History and Culture

If you’ve watched the television series Treme then you may have heard about the Mardi Gras Indians, which are featured in this museum. Here’s a little bit about The Mardi Gras Indians from the website Mardi Gras New Orleans.

“Mardi Gras is full of secrets, and the Mardi Gras Indians are as much a part of that secret society as any other carnival organization. The Mardi Gras Indians are comprised, in large part, of the African-American communities of New Orleans’s inner city. They have paraded for well over a century, yet their parade is perhaps the least recognized Mardi Gras tradition.”

My Visit to the Backstreet Cultural Museum

On my first trip to New Orleans, I procrastinated and didn’t visit the Backstreet Cultural Museum until my last day. A good point to note – if you want to see or do something on your travels you shouldn’t wait until the end of your trip. By the time, I got to the museum it had closed.

Enter my second trip to New Orleans, which was an all-expense weekend trip that I won (true story). As the contest winner, I was able to bring a guest, so I invited my friend to join me. We only had 36 hours in New Orleans. Since I’d been to New Orleans before (she had not), I wasn’t stressed about trying to see and do everything. I told my friend the only thing I wanted to do was visit the Backstreet Cultural Museum.

Second Time’s The Charm

Our trip to New Orleans was short and very busy. We didn’t get to the Backstreet Cultural Museum until an hour before they closed. One thing I didn’t know on my previous trip was that the museum operates out of Mr. Sylvester’s home. The fact, I got another chance to visit the museum (and only a few months after my first trip) was fantastic. The Backstreet Cultural Museum is small, but the items on display are fascinating. Here are a few photos I took during my visit.

The Backstreet Cultural Museum in New Orleans
Outside the Backstreet Cultural Museum in New Orleans.
Tribute to Lionel Batiste, a New Orleans jazz and blues musician who died earlier in 2012.
Mardi Gras costumes at The Backstreet Cultural Museum
Mardi Gras costumes at the Backstreet Cultural Museum in New Orleans. Every year the various Mardi Gras Indian tribes make their costumes to use during Mardi Gras celebrations. Tribes create new costumes every year.
The Backstreet Cultural Museum receives donations of some of the costumes from previous Mardi Gras celebrations.
Close up of a Mardi Gras Indian costume at the Backstreet Cultural Museum in New Orleans. Each is sewn by hand, including all the detailed beading.

If you are going to New Orleans, I recommend a visit to the Backstreet Cultural Museum.
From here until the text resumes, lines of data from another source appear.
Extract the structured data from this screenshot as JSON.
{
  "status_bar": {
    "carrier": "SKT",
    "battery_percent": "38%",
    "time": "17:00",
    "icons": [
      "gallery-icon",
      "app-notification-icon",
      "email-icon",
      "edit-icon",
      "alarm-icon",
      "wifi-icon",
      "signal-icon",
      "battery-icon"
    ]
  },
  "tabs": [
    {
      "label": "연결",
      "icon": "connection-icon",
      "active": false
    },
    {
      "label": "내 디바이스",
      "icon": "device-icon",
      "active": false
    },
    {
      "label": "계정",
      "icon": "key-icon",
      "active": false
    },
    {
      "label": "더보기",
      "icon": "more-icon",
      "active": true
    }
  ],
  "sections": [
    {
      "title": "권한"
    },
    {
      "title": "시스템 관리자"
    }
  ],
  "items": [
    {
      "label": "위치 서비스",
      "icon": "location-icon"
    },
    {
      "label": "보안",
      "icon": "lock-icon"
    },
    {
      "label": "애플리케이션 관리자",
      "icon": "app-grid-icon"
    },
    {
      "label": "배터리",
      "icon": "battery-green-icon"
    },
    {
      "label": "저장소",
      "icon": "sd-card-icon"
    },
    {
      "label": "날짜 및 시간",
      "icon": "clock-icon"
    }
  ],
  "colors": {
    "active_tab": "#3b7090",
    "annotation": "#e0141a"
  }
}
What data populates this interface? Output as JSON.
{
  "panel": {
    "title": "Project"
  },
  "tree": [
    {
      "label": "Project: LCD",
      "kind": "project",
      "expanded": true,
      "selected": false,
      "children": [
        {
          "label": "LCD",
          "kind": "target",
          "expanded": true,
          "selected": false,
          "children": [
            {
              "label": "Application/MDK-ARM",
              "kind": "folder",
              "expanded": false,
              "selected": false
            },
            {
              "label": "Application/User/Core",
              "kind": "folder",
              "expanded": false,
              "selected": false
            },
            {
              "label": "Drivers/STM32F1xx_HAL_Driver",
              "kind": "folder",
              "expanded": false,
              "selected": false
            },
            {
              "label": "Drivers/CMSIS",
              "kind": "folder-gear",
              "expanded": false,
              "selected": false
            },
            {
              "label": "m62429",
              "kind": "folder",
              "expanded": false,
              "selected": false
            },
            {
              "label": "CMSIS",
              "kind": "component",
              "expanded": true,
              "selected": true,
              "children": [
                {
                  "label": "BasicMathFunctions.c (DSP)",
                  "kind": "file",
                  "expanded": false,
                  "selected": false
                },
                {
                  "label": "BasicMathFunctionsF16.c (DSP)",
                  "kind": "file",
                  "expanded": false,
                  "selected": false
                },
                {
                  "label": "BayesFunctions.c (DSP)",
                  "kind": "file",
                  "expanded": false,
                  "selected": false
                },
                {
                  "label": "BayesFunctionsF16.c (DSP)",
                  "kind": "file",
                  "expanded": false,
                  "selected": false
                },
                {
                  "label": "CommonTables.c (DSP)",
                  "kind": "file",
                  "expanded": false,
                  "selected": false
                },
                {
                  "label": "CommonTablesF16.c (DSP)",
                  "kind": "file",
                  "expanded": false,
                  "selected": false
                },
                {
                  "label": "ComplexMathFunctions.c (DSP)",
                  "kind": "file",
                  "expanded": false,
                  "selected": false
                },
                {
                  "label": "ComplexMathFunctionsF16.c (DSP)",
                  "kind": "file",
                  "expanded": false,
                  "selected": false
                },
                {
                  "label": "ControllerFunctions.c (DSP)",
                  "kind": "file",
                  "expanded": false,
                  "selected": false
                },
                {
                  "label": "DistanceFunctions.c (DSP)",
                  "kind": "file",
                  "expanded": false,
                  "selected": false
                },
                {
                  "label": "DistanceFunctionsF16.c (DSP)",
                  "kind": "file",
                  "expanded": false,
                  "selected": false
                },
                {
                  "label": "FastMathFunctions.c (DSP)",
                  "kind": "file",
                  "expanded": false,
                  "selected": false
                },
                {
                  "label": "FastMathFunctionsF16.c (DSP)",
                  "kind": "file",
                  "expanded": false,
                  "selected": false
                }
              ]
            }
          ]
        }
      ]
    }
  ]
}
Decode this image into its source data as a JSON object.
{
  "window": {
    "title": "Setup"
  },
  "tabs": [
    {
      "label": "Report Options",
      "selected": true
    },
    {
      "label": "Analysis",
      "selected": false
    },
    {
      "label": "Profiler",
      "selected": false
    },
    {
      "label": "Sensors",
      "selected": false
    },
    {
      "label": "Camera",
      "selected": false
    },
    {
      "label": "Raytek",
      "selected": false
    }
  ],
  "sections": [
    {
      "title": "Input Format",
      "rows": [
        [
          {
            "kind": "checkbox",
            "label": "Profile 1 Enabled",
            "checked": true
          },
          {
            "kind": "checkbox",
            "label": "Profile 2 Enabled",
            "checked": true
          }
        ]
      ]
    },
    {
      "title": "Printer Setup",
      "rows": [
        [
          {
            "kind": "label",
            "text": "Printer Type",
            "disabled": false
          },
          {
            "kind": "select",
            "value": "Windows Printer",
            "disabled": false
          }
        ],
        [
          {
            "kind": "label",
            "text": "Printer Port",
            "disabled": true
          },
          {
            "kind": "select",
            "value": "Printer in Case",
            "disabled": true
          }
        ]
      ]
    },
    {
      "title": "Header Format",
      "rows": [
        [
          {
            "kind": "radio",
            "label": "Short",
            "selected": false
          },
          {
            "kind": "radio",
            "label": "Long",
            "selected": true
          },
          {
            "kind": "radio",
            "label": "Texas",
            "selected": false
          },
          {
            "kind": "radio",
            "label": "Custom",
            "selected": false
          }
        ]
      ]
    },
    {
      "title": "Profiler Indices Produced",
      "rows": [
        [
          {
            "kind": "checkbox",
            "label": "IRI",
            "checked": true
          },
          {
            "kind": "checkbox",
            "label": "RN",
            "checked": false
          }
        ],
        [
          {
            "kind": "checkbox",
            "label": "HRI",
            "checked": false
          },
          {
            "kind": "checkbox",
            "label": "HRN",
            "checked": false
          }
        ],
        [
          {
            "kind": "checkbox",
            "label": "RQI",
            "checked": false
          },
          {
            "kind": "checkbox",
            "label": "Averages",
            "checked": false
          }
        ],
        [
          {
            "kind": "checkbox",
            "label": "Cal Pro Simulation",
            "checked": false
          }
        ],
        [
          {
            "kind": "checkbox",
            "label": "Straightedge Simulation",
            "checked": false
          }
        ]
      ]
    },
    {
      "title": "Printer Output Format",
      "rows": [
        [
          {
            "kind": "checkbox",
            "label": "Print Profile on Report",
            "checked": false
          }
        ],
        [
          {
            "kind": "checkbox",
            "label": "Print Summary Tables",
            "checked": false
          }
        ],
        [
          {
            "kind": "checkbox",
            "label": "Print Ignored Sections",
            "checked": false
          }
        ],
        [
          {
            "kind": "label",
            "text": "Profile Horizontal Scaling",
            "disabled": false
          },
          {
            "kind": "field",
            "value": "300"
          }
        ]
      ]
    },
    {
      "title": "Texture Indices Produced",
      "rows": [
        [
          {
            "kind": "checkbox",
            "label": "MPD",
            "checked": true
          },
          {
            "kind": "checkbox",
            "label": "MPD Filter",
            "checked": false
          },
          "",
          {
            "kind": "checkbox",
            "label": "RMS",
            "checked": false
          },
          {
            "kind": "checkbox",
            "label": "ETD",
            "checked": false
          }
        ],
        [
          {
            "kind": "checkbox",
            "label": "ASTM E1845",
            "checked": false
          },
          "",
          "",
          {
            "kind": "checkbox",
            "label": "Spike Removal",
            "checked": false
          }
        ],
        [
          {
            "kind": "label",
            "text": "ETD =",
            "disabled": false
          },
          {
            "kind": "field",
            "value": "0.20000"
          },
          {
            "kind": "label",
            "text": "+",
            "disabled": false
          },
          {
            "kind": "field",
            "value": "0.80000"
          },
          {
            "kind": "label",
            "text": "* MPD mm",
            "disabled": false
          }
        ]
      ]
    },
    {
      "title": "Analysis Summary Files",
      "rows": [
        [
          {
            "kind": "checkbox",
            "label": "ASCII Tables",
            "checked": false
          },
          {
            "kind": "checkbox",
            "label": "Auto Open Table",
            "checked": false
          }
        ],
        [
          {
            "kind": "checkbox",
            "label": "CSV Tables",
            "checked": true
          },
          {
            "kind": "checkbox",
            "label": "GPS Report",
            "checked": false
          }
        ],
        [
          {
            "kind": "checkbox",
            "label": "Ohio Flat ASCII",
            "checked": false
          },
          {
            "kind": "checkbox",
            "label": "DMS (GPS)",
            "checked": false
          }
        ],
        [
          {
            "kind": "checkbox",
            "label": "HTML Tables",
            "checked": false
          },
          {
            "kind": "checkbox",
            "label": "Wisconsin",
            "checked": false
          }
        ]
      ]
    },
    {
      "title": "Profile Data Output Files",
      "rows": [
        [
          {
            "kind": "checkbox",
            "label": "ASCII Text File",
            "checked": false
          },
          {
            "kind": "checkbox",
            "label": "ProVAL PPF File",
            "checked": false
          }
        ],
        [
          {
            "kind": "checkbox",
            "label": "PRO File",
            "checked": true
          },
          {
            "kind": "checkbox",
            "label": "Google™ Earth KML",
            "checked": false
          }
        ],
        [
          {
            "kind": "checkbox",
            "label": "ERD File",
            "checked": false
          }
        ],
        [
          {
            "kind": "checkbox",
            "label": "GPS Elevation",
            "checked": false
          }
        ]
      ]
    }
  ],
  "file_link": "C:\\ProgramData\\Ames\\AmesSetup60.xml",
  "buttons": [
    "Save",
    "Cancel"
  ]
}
It will show you a different side of the culture and history of New Orleans that you might not know.

Like this post? Put a pin in it.

Things To Know
The Backstreet Cultural Museum is at 1116 Henriette Delille Street in New Orleans. Admission is $8/person. Be sure to phone the museum in advance to ensure they will be open when you plan to visit.
While in New Orleans my friend and I stayed at the lovely Blake Hotel New Orleans in the Central Business District. This stay was free as I had won a trip to New Orleans. If you’re looking for a place to stay in New Orleans there are a variety of hotels you can book here.

Have you been to The Backstreet Cultural Museum?

10 thoughts on “The Backstreet Cultural Museum in New Orleans”

  1. OK- this is too cool! Being from the area, I’ve never even heard of this museum! When I get back to Nola, I’m going to check it out! I’m a culture addict… this is perfect!

  2. It’s a small museum and completely off the tourist trail, unless you know where to find it. Worth a visit if you want to learn more about New Orleans culture, which I find pretty fascinating.

  3. Lindsay this museum would be totally up your alley then. It’s a smaller museum, but there’s a lot to see there. I wish I would have had more time, but then again that’s what a third visit to New Orleans is for.

  4. Off-the-beaten track. My kind of find. Looks fascinating. If I’m ever in New Orleans, I’m looking up Mr. Sylvester and his Backstreet Cultural Museum. Thanks.

  5. It is a really great museum, and definitely off-the-beaten track. You should definitely check it out if you’re ever in NOLA.

Leave a Comment

Your email address will not be published. Required fields are marked *

Scroll to Top